_About this exercise_:
Pick out the lines below with "date" and list them.

====== Records to process

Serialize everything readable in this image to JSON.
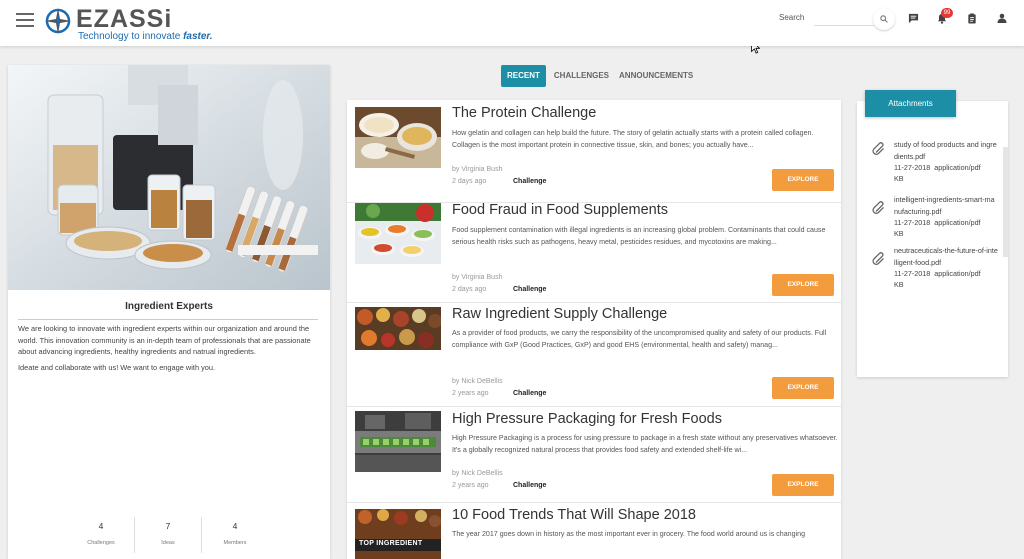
{
  "header": {
    "logo_text": "EZASSi",
    "tagline_prefix": "Technology to innovate ",
    "tagline_emphasis": "faster.",
    "search_label": "Search",
    "search_placeholder": "",
    "notification_count": "99",
    "icons": [
      "menu-icon",
      "search-icon",
      "chat-icon",
      "bell-icon",
      "clipboard-icon",
      "user-icon"
    ]
  },
  "community": {
    "title": "Ingredient Experts",
    "description": "We are looking to innovate with ingredient experts within our organization and around the world. This innovation community is an in-depth team of professionals that are passionate about advancing ingredients, healthy ingredients and natrual ingredients.",
    "cta": "Ideate and collaborate with us! We want to engage with you.",
    "stats": [
      {
        "value": "4",
        "label": "Challenges"
      },
      {
        "value": "7",
        "label": "Ideas"
      },
      {
        "value": "4",
        "label": "Members"
      }
    ]
  },
  "tabs": [
    {
      "label": "RECENT",
      "active": true
    },
    {
      "label": "CHALLENGES",
      "active": false
    },
    {
      "label": "ANNOUNCEMENTS",
      "active": false
    }
  ],
  "feed": [
    {
      "title": "The Protein Challenge",
      "description": "How gelatin and collagen can help build the future. The story of gelatin actually starts with a protein called collagen. Collagen is the most important protein in connective tissue, skin, and bones; you actually have...",
      "author": "by Virginia Bush",
      "time": "2 days ago",
      "type": "Challenge",
      "action": "EXPLORE"
    },
    {
      "title": "Food Fraud in Food Supplements",
      "description": "Food supplement contamination with illegal ingredients is an increasing global problem. Contaminants that could cause serious health risks such as pathogens, heavy metal, pesticides residues, and mycotoxins are making...",
      "author": "by Virginia Bush",
      "time": "2 days ago",
      "type": "Challenge",
      "action": "EXPLORE"
    },
    {
      "title": "Raw Ingredient Supply Challenge",
      "description": "As a provider of food products, we carry the responsibility of the uncompromised quality and safety of our products. Full compliance with GxP (Good Practices, GxP) and good EHS (environmental, health and safety) manag...",
      "author": "by Nick DeBellis",
      "time": "2 years ago",
      "type": "Challenge",
      "action": "EXPLORE"
    },
    {
      "title": "High Pressure Packaging for Fresh Foods",
      "description": "High Pressure Packaging is a process for using pressure to package in a fresh state without any preservatives whatsoever. It's a globally recognized natural process that provides food safety and extended shelf-life wi...",
      "author": "by Nick DeBellis",
      "time": "2 years ago",
      "type": "Challenge",
      "action": "EXPLORE"
    },
    {
      "title": "10 Food Trends That Will Shape 2018",
      "description": "The year 2017 goes down in history as the most important ever in grocery. The food world around us is changing",
      "thumb_caption": "TOP INGREDIENT",
      "author": "",
      "time": "",
      "type": "",
      "action": ""
    }
  ],
  "attachments": {
    "title": "Attachments",
    "items": [
      {
        "name": "study of food products and ingredients.pdf",
        "date": "11-27-2018",
        "type": "application/pdf",
        "size": "KB"
      },
      {
        "name": "intelligent-ingredients-smart-manufacturing.pdf",
        "date": "11-27-2018",
        "type": "application/pdf",
        "size": "KB"
      },
      {
        "name": "neutraceuticals-the-future-of-intelligent-food.pdf",
        "date": "11-27-2018",
        "type": "application/pdf",
        "size": "KB"
      }
    ]
  },
  "colors": {
    "accent": "#1c8fa6",
    "explore": "#f39c3d",
    "badge": "#e53935",
    "brand_blue": "#1b6cb0"
  }
}
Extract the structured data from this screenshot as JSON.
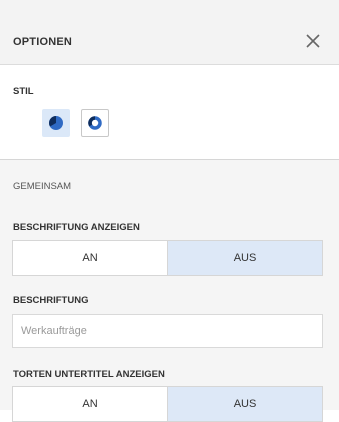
{
  "header": {
    "title": "OPTIONEN",
    "close_icon": "close-icon"
  },
  "stil": {
    "label": "STIL",
    "options": [
      {
        "icon": "pie-chart-icon",
        "selected": true
      },
      {
        "icon": "donut-chart-icon",
        "selected": false
      }
    ]
  },
  "common": {
    "heading": "GEMEINSAM",
    "show_labels": {
      "label": "BESCHRIFTUNG ANZEIGEN",
      "on": "AN",
      "off": "AUS",
      "selected": "AUS"
    },
    "caption": {
      "label": "BESCHRIFTUNG",
      "placeholder": "Werkaufträge",
      "value": ""
    },
    "show_pie_subtitles": {
      "label": "TORTEN UNTERTITEL ANZEIGEN",
      "on": "AN",
      "off": "AUS",
      "selected": "AUS"
    }
  },
  "colors": {
    "header_bg": "#f3f3f3",
    "selected_bg": "#dde8f7",
    "pie_icon": "#2f6ac4",
    "panel_bg": "#f5f5f5"
  }
}
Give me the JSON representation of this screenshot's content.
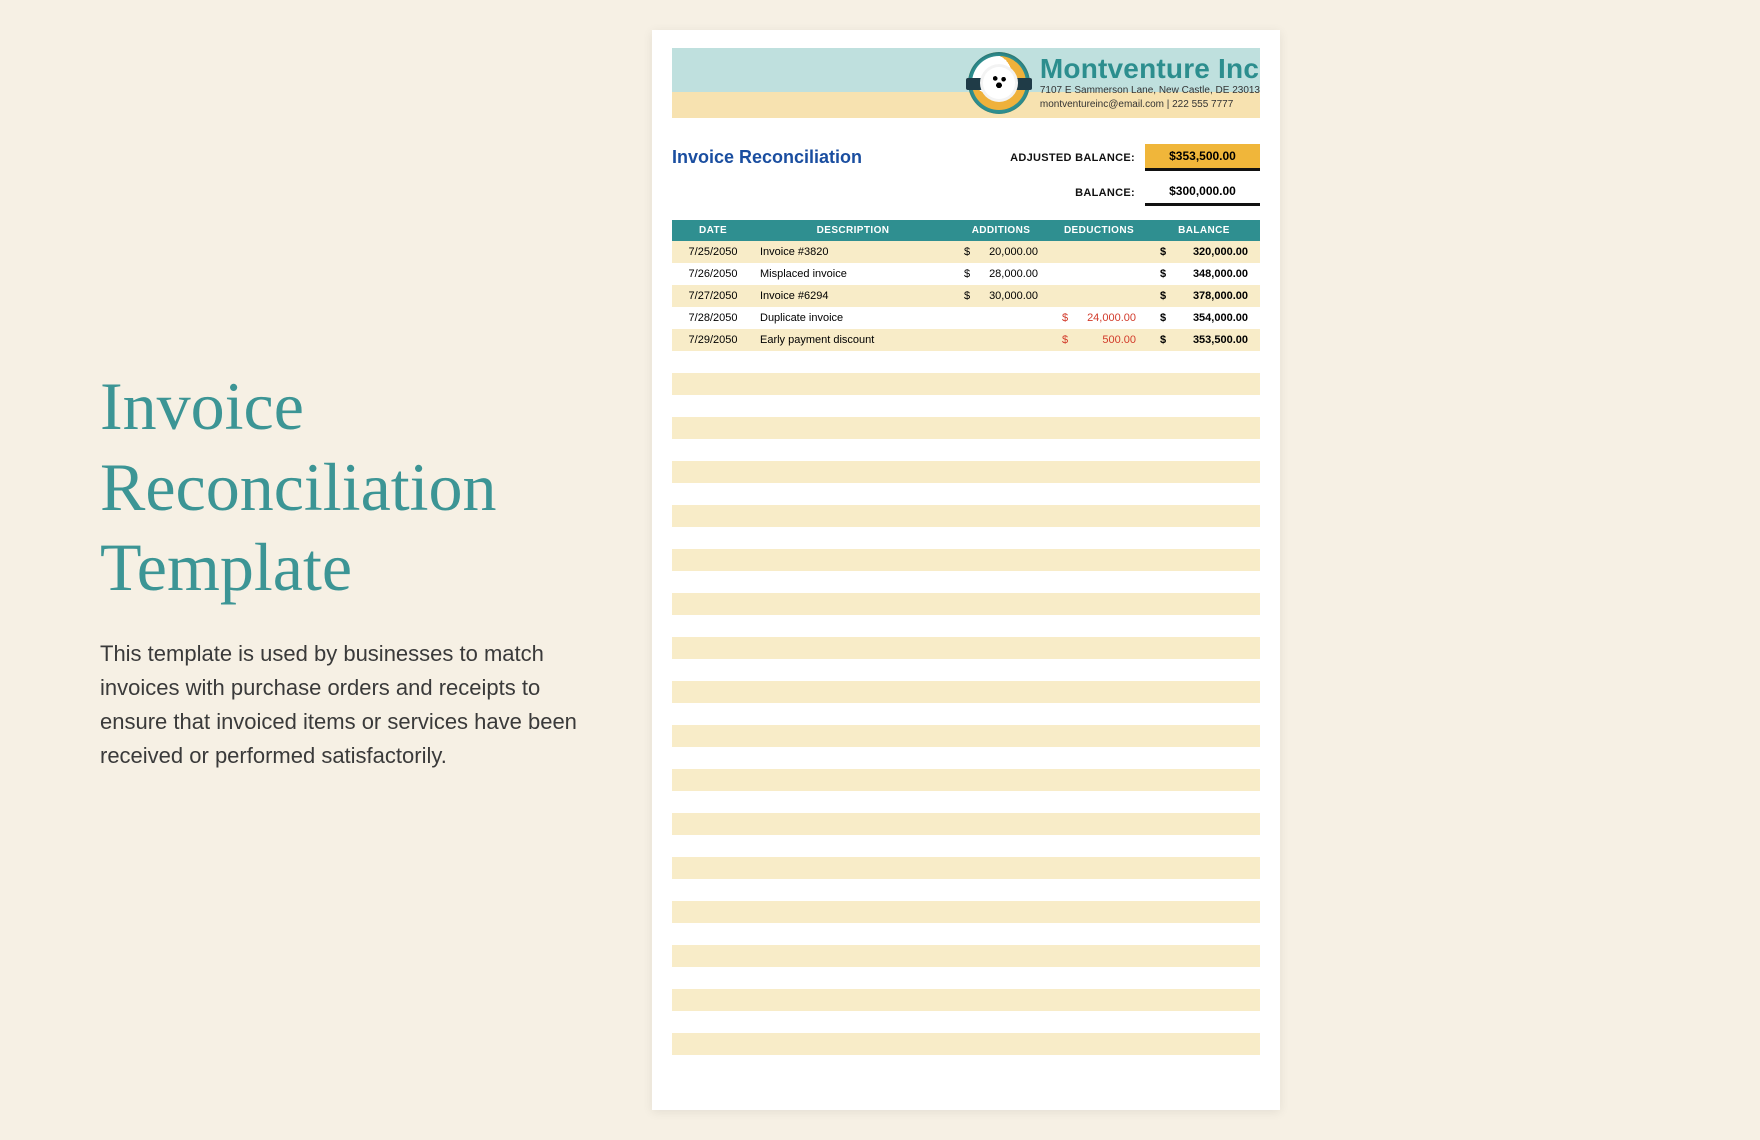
{
  "left": {
    "title": "Invoice Reconciliation Template",
    "description": "This template is used by businesses to match invoices with purchase orders and receipts to ensure that invoiced items or services have been received or performed satisfactorily."
  },
  "company": {
    "name": "Montventure Inc",
    "address": "7107 E Sammerson Lane, New Castle, DE 23013",
    "contact": "montventureinc@email.com | 222 555 7777"
  },
  "doc": {
    "title": "Invoice Reconciliation",
    "adjusted_label": "ADJUSTED BALANCE:",
    "adjusted_value": "$353,500.00",
    "balance_label": "BALANCE:",
    "balance_value": "$300,000.00"
  },
  "columns": {
    "date": "DATE",
    "description": "DESCRIPTION",
    "additions": "ADDITIONS",
    "deductions": "DEDUCTIONS",
    "balance": "BALANCE"
  },
  "rows": [
    {
      "date": "7/25/2050",
      "desc": "Invoice #3820",
      "add": "20,000.00",
      "ded": "",
      "bal": "320,000.00"
    },
    {
      "date": "7/26/2050",
      "desc": "Misplaced invoice",
      "add": "28,000.00",
      "ded": "",
      "bal": "348,000.00"
    },
    {
      "date": "7/27/2050",
      "desc": "Invoice #6294",
      "add": "30,000.00",
      "ded": "",
      "bal": "378,000.00"
    },
    {
      "date": "7/28/2050",
      "desc": "Duplicate invoice",
      "add": "",
      "ded": "24,000.00",
      "bal": "354,000.00"
    },
    {
      "date": "7/29/2050",
      "desc": "Early payment discount",
      "add": "",
      "ded": "500.00",
      "bal": "353,500.00"
    }
  ],
  "empty_rows": 33
}
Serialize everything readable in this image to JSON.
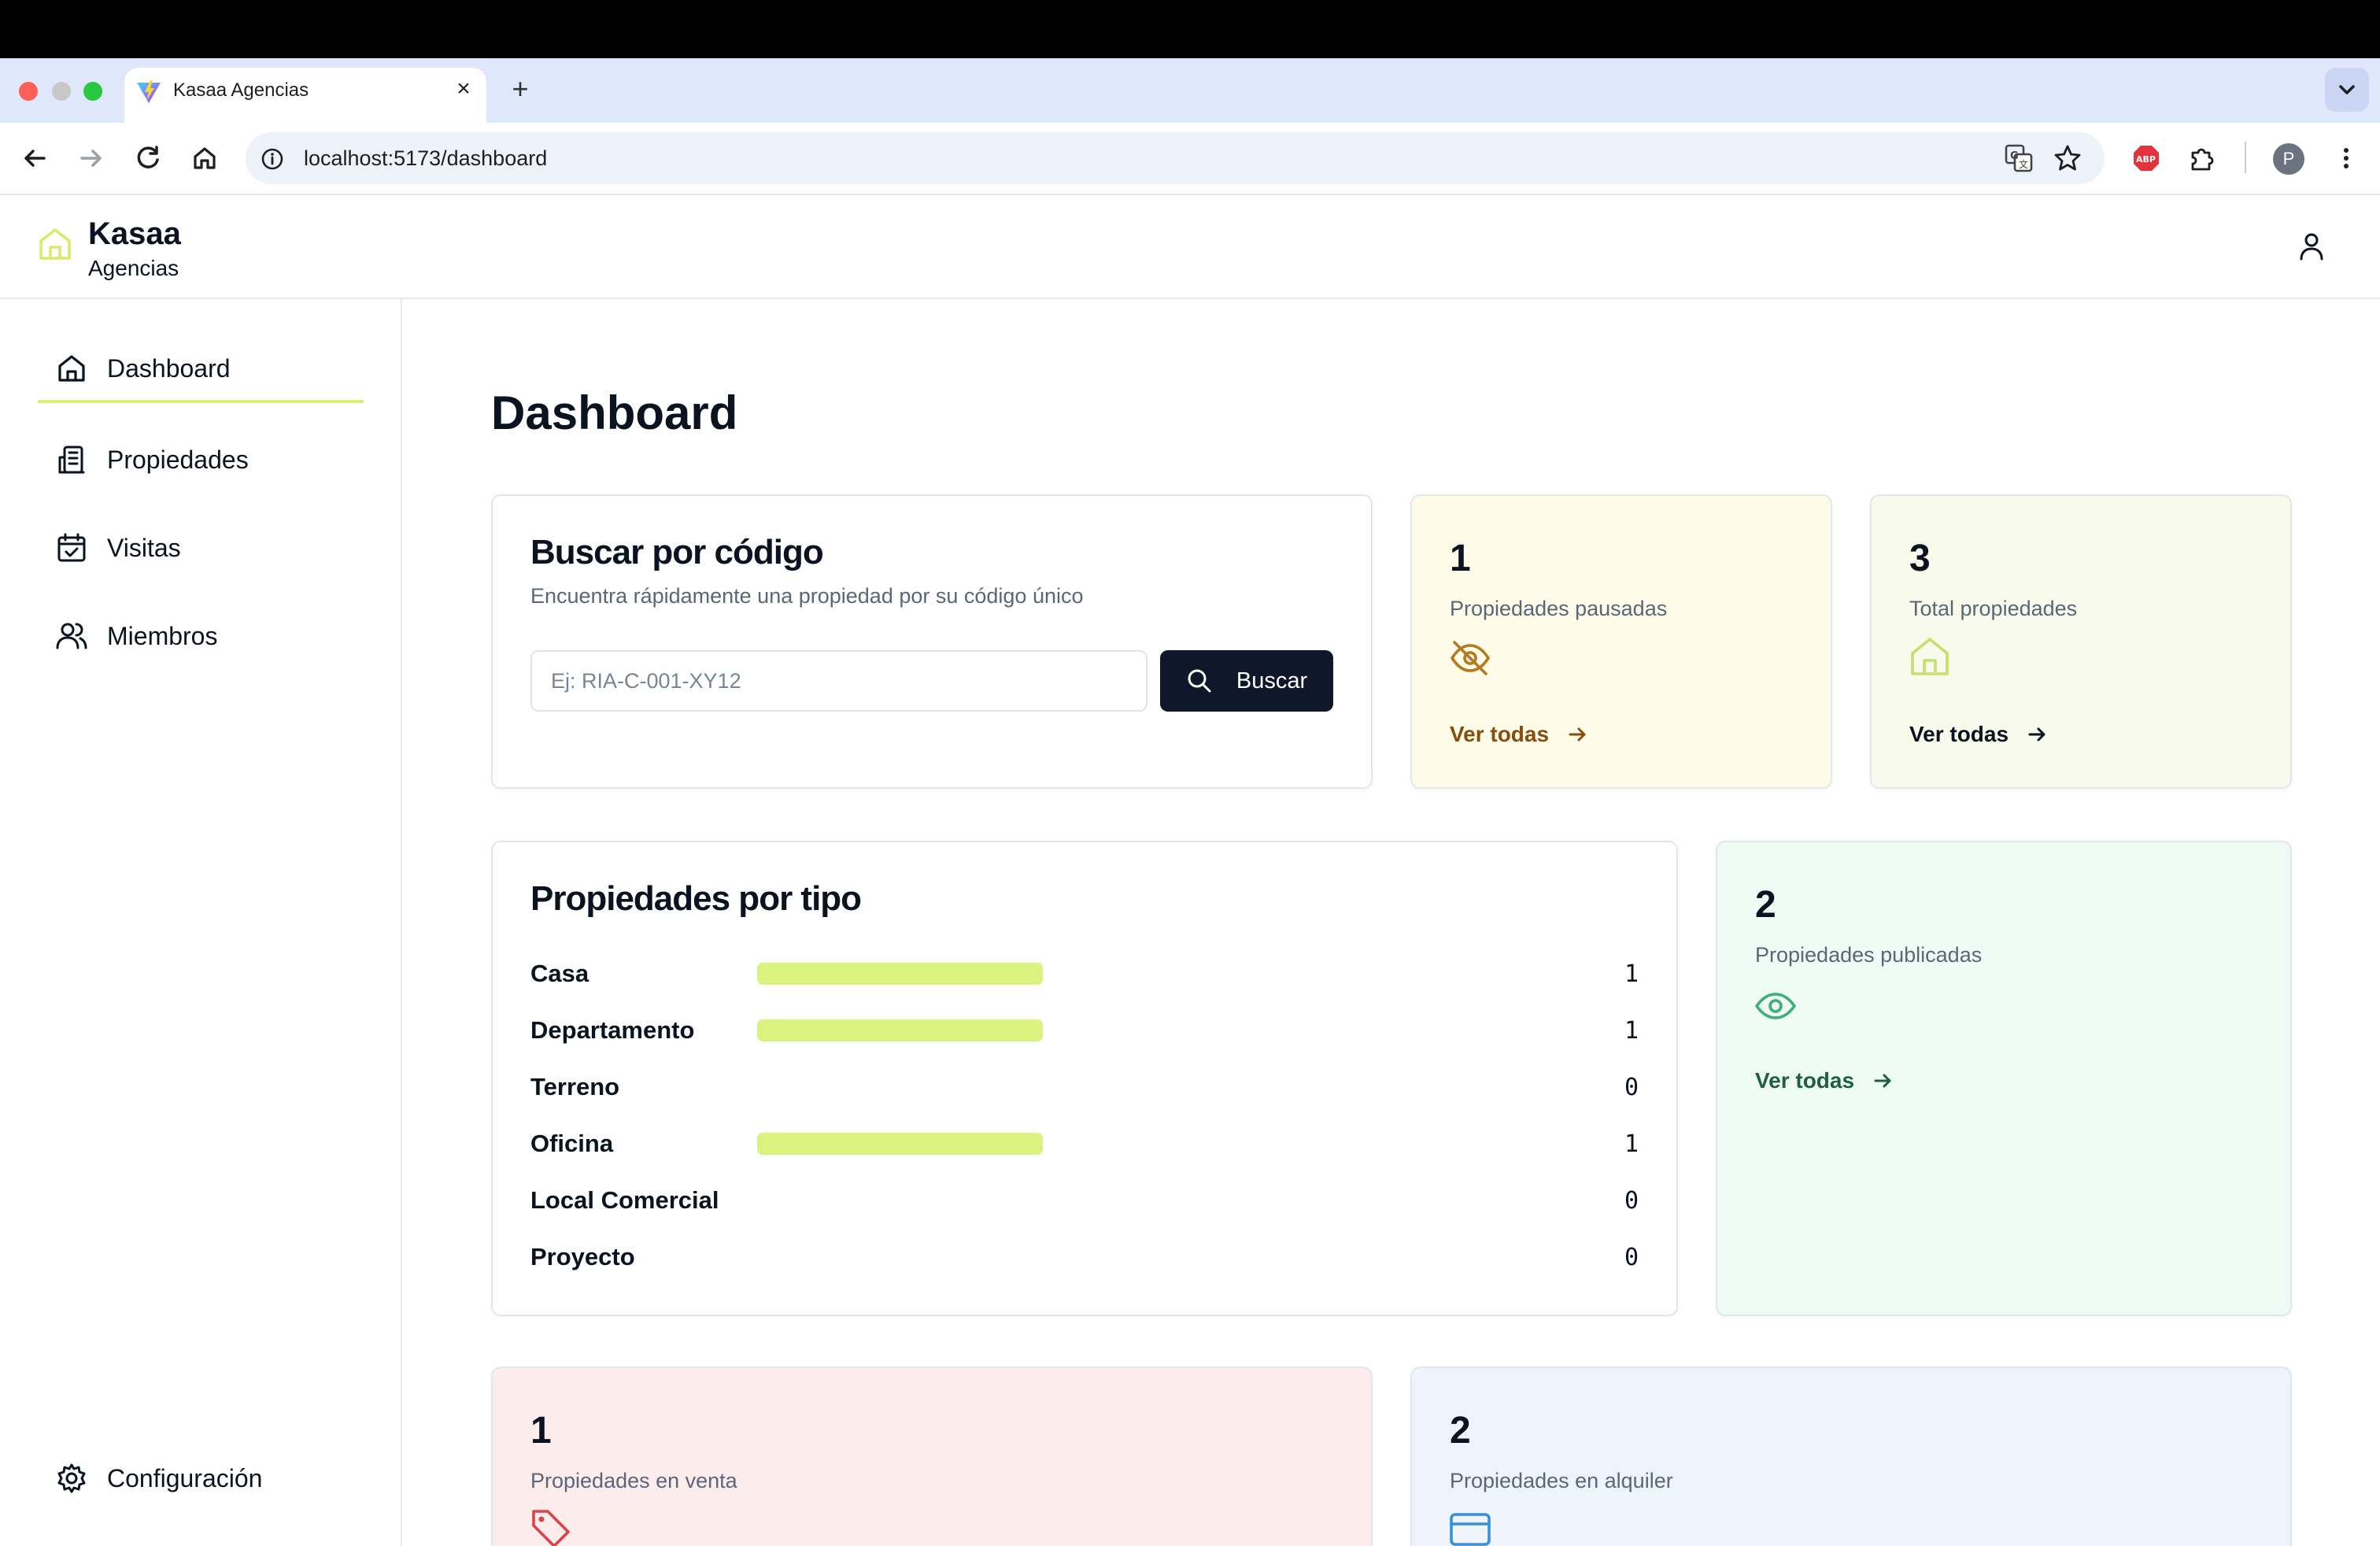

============

_Answer box_:
        "date": "11-27-2018",
        "date": "11-27-2018",
        "date": "11-27-2018",
    "date": "DATE",
      "date": "7/25/2050",
      "date": "7/26/2050",
      "date": "7/27/2050",
      "date": "7/28/2050",
      "date": "7/29/2050",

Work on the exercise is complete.